Phishing strategies

phishing examplePhishers use different methods to trick people, so it’s wise to always be cautious. For example, you may get a phone call from a company saying that there is a virus on your PC and that you can pay them a fee to remove it and keep it clean thereafter.

More often, phishers use email as the route of attack. Phishers often use information that will make you take note of the email and react. They may say that your bank or email account has been hacked and that you need to verify your details by sending them your username and password/PIN, or ask that you click on a link. Or they may try to fool you into thinking you’re the latest millionaire in a sweepstake competition. You are then required to send them your banking details so that they can deposit the money into your bank account.

You may even receive an email from your mobile service provider asking for your personal information to update their records. These are common tell-tale signs of phishing attempts and you need to be extra vigilant when you are asked to provide your personal information.

A legitimate company will never ask you to verify your account information, passwords, security questions, or other sensitive information. So if you receive a suspicious email, delete it immediately.


Verifying the message

phishing header

If you are unsure about a message’s authenticity, check the email header – which shows you the From, To, and Subject information. In most cases, there are either spelling mistakes, or the message isn’t even from the company referred to in the email. Also, phishing messages are often badly-written – using poor English, which indicates that the legitimate company did not send you the message.

Another way to check on the message is to contact the real company’s customer service and ask about the call or email you received.


Precautions against phishing

Use the following tips to make sure that you are not caught hook, line and sinker by a phishing attack.

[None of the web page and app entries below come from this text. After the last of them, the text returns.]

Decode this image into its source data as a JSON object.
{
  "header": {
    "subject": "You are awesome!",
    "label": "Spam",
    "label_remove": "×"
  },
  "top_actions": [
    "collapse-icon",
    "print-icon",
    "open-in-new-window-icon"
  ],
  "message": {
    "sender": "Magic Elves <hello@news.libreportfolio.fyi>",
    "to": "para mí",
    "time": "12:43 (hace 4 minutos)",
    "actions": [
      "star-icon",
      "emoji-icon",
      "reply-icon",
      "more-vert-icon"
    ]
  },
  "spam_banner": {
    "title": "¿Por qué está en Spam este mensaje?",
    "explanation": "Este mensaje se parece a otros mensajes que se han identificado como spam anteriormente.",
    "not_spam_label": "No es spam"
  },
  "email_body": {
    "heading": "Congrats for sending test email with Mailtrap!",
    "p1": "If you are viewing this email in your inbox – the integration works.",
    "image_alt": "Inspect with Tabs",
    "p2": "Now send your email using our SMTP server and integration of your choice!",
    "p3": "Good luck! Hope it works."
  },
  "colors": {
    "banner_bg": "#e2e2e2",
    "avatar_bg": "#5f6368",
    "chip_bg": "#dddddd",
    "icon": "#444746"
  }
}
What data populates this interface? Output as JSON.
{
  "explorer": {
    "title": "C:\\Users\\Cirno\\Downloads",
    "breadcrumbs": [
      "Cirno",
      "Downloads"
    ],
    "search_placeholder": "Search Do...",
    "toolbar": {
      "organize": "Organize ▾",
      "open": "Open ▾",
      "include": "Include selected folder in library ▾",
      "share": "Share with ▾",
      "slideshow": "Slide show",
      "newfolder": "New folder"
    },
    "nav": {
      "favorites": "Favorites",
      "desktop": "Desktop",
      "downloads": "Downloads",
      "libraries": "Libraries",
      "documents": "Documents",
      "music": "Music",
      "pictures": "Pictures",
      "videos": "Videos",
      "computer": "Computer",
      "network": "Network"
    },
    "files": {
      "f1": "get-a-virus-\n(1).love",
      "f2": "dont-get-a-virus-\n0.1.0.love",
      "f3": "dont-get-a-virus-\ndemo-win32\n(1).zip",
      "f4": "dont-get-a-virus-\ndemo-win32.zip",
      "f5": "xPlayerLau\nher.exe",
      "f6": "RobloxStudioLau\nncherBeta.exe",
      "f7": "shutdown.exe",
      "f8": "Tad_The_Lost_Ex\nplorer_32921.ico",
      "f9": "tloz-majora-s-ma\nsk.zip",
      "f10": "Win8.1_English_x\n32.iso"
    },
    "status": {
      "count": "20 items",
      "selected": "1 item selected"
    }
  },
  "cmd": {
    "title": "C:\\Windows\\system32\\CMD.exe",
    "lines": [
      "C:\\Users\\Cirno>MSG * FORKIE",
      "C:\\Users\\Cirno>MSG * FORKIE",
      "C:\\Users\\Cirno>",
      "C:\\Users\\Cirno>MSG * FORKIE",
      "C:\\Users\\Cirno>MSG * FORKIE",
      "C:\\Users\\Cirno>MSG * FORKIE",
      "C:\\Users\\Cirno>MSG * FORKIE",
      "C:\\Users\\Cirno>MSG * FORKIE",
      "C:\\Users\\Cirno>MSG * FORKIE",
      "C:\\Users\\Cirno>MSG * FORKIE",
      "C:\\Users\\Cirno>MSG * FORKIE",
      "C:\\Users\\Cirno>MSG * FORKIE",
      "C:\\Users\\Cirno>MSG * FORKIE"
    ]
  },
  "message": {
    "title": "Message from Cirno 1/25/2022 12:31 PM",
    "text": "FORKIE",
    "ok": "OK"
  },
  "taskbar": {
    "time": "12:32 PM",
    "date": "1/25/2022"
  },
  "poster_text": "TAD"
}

  • If an email asks you for personal information, never click on any links within that email.
  • Beware of pharming which is when a hacker redirects a legitimate website’s traffic to a bogus site. Malware or a virus takes over your web browser and when you try to access a legitimate website you’ll be directed to a fake one. Once you provide your personal information on the site, hackers can access this information and fraudulently use it.
  • Never enter your personal information on a pop-up screen.
  • Use antivirus software. (UCT users can install McAfee antivirus on campus and at home.)
  • Only open email attachments if you’re expecting them or know what they contain.
  • Be cautious when accepting telephone calls where the caller asks you to provide or verify personal information.
  • Always verify the caller’s identity. Some phishers call you claiming you’ve been a victim of some sort of crime, while others may pretend to be a prospective employer who would like to hire you but needs you to verify your information.
  •  If you’ve been hooked by a phisher, contact your bank or agency and inform them that your account has been hacked. You should also let them know if someone has been impersonating their business.
  • If you receive an email from a company requesting a reply and the email address looks legitimate, contact the company’s customer service informing them about the email you received. Never reply to the email.
  • Be wary of any emails claiming that there has been a breach of security on your account and they company needs you to submit personal information.
  • If you unsure of an unsolicited email, rather delete the message.
  • Always check the email address the email was sent from. In most cases there are either spelling mistakes or it isn’t even from the so called company.
  • Check to see if there any numbers in a web address e.g. http://123445.www.companyname.com, as this could be a fake website.
  • Most legitimate companies will not use words like “verify” in their web address. Always double check the web address before entering any personal information. If you are still unsure then search for the company online and compare the web address in the email to the one in your browser.